Is it the venue’s fault?

 

No.

 

Lots of times they don’t know better.  They may be used to an acoustic guitar player in the corner doing ambient entertainment and not a show.  You can educate them after, like mentioning they need speaker stands, or whatever to make it easier for the next show that comes in.

 

Hope that give you some perspective,

 

Louie

The Curse of the Opening Act…

Recently I did a gig where I MC’d a bar comedy show.  Normally I’m the feature or headline act.  It was fun, however as the first act, it’s really had to “crush it”.  There are a few reasons for this.

 

First, as host, it’s not your show.  It’s your show, but it’s not your show.  Second, the audience is COLD and you need to really get them to switch from hang out mode to show mode.  This is made harder by the fact that the room doesn’t change into show mode (i.e. lights don’t dim, etc).  The final thing is that everyone is still eating, so it’s harder to get them to laugh with food in their mouths.

 

Add the normal first act in a bar show challenges to the place having a PA set up horribly and the stage in the darkest spot of the room.  All of this made it a challenging room.

 

I opened with a verbal bit that’s goal it to unite the room, it did it OK, then moved on. This is one of those gigs where as the first act you really have to just keep moving forward until they finish their dinner.  That’s what I did.  And about minute 11 of 15 I finally got them warmed up and they were a great audience for the next two acts.

I guess the lesson here is don’t bail on your audience, always give it 100%.  Eventually they’ll come around…

 

Louie

Taking it Further

If you’ve ever seen my lecture, the main point of it is how can you take the magic that you do one step further.  That next step could be method, could be presentation, or the look of the trick.  That’s something I try to do with everything I do in my show.

It’s this thinking that’s led to the creation of all of my marketed tricks.  For example in the Evaporation trick, I needed to make some liquid vanish for my liquid in light bulb trick which is marketed under the name Applause Please.  This trick takes the milk in light bulb a step further.

I didn’t like the look of a milk pitcher and went out to search for other solutions.  A “ghost bottle” wasn’t practical for what I was doing.  After many different designs the Evaporation as it is now has created.

How are you going to take whatever you do a step further?

Louie

 

 

Vanishing Bird Cage

I’ve always loved the vanishing birdcage, ever since I was a teenager and was told about Bert Allerton doing in close up while table hopping.  Then I saw Blackstone Jr. do the vanishing birdcage where all the kids put their hands around the cage, I’d seen Lance Burton do it with his round cage.  However the one that really did amazed me was seeing Billy McComb do the vanishing birdcage.  Here’s a video of it:

What made Billy’s version different was that he did his whole act and ended with the cage. He didn’t have that cramped posture, he had a full range of motion. I don’t think Billy was the first person to use a take up reel for the birdcage, however he’s the one that made an impact on me.
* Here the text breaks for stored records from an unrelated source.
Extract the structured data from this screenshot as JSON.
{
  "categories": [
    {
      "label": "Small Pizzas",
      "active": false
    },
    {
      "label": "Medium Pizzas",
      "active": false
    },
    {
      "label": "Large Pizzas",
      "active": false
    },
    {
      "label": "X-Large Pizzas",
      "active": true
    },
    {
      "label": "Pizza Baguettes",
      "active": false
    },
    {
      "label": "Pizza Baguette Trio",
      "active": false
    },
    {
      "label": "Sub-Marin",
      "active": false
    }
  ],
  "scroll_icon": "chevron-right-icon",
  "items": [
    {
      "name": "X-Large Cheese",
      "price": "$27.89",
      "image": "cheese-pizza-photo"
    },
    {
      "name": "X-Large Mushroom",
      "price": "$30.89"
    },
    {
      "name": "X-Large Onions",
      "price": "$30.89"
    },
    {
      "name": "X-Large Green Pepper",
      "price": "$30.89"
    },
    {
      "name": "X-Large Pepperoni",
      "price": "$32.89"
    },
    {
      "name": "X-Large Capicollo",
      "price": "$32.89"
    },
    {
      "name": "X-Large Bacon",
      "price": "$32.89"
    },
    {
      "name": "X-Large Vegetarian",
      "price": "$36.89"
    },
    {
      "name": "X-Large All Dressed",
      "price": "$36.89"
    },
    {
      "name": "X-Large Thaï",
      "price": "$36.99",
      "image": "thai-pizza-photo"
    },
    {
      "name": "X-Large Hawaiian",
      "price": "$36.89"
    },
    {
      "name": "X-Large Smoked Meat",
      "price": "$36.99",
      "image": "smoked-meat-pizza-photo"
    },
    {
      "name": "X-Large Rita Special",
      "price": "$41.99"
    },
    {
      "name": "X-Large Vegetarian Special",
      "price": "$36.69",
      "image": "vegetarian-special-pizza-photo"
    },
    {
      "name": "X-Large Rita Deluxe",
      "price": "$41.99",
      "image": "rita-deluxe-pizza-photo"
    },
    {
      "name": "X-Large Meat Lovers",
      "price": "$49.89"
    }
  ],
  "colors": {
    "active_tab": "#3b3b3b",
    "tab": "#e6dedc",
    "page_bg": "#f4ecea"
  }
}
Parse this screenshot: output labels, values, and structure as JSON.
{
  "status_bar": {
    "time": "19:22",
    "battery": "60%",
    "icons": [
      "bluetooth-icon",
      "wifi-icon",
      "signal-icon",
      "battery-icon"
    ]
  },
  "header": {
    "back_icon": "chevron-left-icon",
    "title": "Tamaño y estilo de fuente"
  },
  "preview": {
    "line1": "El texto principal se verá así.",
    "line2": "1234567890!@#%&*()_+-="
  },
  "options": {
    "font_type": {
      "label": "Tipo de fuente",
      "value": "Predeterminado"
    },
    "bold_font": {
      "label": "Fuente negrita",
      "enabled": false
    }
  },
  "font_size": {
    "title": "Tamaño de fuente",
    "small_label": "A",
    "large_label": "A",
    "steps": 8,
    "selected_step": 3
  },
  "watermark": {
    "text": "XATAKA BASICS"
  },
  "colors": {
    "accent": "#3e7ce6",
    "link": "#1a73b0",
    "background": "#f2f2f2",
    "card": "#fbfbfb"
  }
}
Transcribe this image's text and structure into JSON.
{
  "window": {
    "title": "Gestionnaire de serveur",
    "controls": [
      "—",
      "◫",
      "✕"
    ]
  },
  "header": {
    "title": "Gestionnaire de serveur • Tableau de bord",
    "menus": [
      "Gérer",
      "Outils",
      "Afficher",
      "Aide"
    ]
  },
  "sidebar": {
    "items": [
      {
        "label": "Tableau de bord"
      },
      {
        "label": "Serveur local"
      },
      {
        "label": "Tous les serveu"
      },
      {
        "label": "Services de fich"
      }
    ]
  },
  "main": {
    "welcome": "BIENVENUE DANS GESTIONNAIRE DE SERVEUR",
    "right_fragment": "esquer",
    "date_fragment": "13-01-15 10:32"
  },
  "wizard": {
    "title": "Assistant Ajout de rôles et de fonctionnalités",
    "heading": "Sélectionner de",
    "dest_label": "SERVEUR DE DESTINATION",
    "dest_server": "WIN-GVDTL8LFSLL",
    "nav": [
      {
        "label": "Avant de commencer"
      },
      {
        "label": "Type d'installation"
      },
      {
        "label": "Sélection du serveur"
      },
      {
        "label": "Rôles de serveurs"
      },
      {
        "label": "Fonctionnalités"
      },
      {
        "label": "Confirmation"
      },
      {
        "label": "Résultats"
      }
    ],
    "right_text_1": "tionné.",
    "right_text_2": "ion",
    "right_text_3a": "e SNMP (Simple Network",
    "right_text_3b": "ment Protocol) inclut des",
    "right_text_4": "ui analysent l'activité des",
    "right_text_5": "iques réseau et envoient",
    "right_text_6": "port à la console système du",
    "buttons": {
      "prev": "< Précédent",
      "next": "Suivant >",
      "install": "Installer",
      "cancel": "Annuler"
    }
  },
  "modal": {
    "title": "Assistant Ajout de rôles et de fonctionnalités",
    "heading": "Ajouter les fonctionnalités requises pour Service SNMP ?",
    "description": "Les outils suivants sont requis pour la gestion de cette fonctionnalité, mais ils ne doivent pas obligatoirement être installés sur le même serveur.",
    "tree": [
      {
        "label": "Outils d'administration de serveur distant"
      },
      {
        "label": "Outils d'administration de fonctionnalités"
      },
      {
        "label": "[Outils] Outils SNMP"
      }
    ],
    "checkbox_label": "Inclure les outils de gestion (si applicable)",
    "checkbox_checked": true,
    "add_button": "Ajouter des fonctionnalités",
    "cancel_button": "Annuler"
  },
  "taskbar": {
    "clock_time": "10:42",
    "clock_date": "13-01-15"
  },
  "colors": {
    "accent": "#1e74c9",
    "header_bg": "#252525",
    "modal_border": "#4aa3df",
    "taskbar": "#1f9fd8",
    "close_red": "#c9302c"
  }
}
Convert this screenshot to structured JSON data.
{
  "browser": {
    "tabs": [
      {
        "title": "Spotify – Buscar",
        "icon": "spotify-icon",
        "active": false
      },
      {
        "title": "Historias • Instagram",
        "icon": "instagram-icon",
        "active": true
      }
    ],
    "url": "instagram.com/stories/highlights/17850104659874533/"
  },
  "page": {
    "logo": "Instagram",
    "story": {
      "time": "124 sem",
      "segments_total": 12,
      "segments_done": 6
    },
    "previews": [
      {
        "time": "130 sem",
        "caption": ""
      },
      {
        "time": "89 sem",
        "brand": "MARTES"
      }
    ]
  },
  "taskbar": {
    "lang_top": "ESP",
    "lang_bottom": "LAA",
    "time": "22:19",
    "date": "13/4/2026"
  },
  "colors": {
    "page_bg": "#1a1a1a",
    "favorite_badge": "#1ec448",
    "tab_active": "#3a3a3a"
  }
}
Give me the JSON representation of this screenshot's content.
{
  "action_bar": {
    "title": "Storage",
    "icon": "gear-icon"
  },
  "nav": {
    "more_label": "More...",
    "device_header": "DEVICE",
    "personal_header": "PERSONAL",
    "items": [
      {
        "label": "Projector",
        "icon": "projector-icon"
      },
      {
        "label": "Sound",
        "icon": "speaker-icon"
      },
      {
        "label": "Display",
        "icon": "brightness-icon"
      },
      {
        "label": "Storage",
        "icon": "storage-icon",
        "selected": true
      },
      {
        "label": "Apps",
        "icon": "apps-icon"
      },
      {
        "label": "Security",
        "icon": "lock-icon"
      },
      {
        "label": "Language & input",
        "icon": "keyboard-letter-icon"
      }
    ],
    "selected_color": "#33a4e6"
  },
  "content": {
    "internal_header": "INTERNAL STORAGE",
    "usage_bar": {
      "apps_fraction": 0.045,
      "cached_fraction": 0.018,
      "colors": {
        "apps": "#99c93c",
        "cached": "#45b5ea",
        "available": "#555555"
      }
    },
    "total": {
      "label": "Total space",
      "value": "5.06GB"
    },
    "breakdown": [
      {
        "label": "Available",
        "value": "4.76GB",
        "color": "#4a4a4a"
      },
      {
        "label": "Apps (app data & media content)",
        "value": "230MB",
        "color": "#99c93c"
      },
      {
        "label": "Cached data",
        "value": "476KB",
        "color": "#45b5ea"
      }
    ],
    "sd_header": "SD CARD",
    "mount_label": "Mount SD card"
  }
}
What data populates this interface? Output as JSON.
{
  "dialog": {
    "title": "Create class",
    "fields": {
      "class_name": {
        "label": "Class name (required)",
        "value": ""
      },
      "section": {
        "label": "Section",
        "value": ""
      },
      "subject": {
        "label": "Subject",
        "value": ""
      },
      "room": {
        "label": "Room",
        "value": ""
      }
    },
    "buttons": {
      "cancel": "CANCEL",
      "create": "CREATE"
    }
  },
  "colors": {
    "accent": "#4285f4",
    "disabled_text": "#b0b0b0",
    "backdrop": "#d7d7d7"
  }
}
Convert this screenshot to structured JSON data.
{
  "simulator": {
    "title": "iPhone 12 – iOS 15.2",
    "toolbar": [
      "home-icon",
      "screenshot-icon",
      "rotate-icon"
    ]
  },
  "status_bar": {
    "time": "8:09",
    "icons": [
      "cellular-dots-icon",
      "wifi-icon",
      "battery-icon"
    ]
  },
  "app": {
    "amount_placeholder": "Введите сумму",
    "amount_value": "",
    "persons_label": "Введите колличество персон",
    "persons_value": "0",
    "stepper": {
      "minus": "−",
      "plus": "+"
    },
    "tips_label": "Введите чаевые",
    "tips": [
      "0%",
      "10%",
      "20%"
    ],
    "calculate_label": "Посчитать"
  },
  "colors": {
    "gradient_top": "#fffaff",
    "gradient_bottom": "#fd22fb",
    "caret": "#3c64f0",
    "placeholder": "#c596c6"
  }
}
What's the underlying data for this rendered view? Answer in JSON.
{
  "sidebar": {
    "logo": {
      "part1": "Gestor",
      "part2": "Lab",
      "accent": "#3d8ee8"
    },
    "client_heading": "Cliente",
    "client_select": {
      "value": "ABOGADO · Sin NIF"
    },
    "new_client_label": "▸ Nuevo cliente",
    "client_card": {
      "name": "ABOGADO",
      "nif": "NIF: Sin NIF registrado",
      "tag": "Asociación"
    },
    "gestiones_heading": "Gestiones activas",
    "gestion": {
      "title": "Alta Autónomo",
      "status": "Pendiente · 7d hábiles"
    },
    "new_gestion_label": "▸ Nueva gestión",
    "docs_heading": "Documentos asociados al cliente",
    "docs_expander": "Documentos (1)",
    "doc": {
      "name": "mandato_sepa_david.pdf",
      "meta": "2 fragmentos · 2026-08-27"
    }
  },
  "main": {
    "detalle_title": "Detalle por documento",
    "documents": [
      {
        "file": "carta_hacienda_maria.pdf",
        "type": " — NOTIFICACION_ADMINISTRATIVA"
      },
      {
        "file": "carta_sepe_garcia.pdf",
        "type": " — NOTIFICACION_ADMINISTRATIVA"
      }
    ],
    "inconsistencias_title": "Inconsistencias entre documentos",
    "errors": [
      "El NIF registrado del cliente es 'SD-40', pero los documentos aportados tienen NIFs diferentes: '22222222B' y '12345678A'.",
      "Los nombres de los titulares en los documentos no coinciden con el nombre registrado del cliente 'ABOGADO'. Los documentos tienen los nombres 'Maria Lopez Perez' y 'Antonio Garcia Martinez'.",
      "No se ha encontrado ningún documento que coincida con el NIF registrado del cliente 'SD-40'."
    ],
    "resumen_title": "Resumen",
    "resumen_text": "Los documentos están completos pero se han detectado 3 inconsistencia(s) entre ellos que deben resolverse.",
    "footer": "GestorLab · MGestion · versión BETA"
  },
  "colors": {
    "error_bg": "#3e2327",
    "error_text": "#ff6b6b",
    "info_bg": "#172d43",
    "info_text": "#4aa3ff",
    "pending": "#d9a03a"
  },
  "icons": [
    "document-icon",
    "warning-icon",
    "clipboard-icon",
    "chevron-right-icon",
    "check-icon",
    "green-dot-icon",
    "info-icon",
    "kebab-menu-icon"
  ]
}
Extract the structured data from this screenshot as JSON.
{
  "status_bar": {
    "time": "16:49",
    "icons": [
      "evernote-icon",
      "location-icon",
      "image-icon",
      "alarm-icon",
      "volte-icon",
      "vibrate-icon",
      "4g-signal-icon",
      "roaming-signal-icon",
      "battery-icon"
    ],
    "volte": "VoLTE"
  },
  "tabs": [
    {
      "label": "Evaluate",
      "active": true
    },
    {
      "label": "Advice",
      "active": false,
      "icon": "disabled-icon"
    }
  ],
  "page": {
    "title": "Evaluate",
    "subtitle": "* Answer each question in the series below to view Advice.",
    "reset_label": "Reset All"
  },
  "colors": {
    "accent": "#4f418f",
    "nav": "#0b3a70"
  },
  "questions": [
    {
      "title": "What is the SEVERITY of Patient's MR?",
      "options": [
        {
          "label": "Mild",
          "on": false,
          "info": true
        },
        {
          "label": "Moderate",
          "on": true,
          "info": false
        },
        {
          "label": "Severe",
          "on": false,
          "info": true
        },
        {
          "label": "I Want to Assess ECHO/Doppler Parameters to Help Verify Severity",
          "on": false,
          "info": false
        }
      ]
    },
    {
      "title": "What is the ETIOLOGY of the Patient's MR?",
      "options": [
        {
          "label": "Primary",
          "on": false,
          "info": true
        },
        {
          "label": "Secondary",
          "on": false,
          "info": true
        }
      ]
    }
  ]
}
Over the years I’ve owned several take up reels, including the one that was sold with the Billy McComb vanishing birdcage set.  Right now I own a funky one that was made in Germany.

If you don’t know what a take up reel is and how you would use it for a vanishing birdcage, it’s pretty simple.  All it does is shorten the length of the string on the pull.  That’s it.  But that simple little thing makes all the difference in the world!

Having used a take up reel, the thing I didn’t like about them was the weight of them.  They are metal and heavy.  For someone like Billy who it appears did the cage at the end of an act, the weight is probably less of a problem then when used by someone doing a 45-60 min show.

Recently I got a 3D printer and started playing with it and ended up designing a take up reel. This is a lot lighter because it’s plastic.  I’ve been using this for months and I will say, I think I’ve finally come up with a solution for me to do the birdcage in my show!

Using a take up reel isn’t just for the birdcage, there’s a lot of cool stuff you can do with them.  I’m not going to go into detail about other tricks you can do with them because there’s soo many.  I’m just glad I came up with a solution that works for me.

Louie